In Florida, average yearly percent costs on pay check and auto-title financial products range from 200 % to greater than 500 percentage, in line with the Colorado truthful Lending association. Their state jumps out as getting among the list of nation’s maximum charges and smallest protections for customers, said TFLA, which reported that Florida occupants remunerated $9.2 billion in fees on your own on financial loans between 2012 and 2017.
A 2014 CFPB review discovered that around 80 percent of cash loans tends to be rolling into another finance within two weeks, and that it’s typical for applicants to get eight or maybe more finance per year basically shun standard.
Furthermore between 2012 and 2017, 218,347 homes lost an automible to an auto-title finance, often right after paying much in costs in comparison to earliest mortgage appreciate, based on TFLA.
Ann Baddour, manager of Texas Appleseed’s Fair savings service cast, explained the CFPB is offer to gut the law — according to 5yrs of studies such as study of a large number of mortgage files — without having any data into the way it will influence debtors. The law ended up being meant to get into impact Jan. 1 but got slowed by your Trump management.
CFPB manager Kathy Kraninger mentioned payday loans online in a statement that getting rid of the provision would assist ensure the business stay aggressive while increasing market the means to access assets. Critics define it a large victory for any payday loans market and a large decrease for consumers.
“It simply may seem like a business gamble,” Baddour mentioned.
Even more worrisome was a CFPB proposal to sooner eliminate another supply from the tip, one that inhibits creditors from “dinging” borrowers’ bank accounts again and again so as to obtain a debt, a rehearse that drives all the way up overdraft prices for your purchaser, she believed.
Baddour explained the CFPB law isn’t great and could get consisted of secure defenses, but is a valuable bargain — particularly in addition to hometown limitations on loan providers used by Brownsville or areas across Arizona. She explained the CFBP pitch as a “big dissatisfaction.”
“It’s not just simple dissatisfaction,” Baddour mentioned. “It’s for US people. It’s for Lone-star State households. We’re merely fundamentally throwing all of them according to the bus.”

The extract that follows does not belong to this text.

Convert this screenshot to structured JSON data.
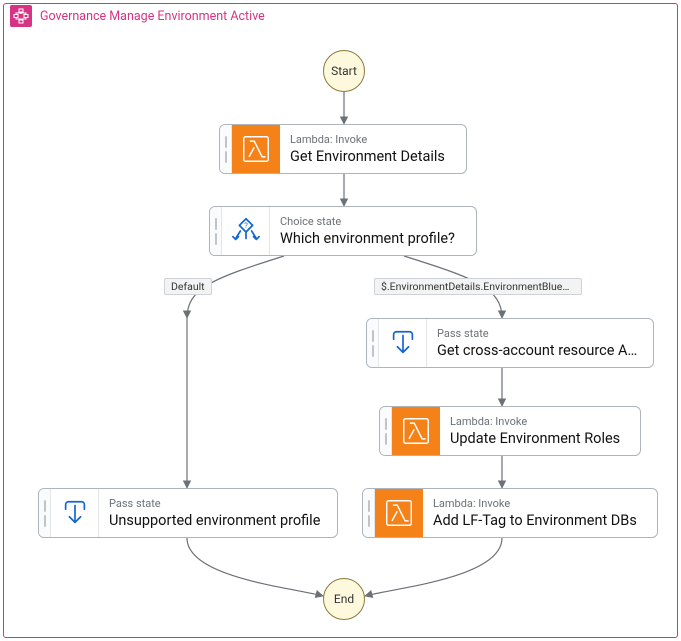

Traci Wickett, chairman and CEO of United approach Southern Cameron state, which champions customer protections, published in a contact claimed it is “unconscionable that an agency created to protect people is stripping market defenses from pay day and automotive title finance guides.”
A sought the underwriting arrangement as a result it wouldn’t slice within their valuable replacing sales, she mentioned. Wickett noted that $15.2 million in new money within the Brownsville-Harlingen city Statistical region in 2015-2016 made $16.5 million in costs but $26.7 million in refinances, based on a 2016 state from Florida Appleseed.
“Underwriting—assessing the borrower’s power to repay—is the bedrock of great loaning training and may connect with payday and automotive subject money,” she mentioned.
This CFPB offer provides caused a 90-day open public remark duration.
“We are generally completely gonna be weighing in with this pitch and making reference to exactly why it’s harmful,” Baddour claimed. “I would personally urge group across Lone-star state execute very same. It’s crucial that you talk down and push back on this move that truly was placing payday creditors above all of our people.”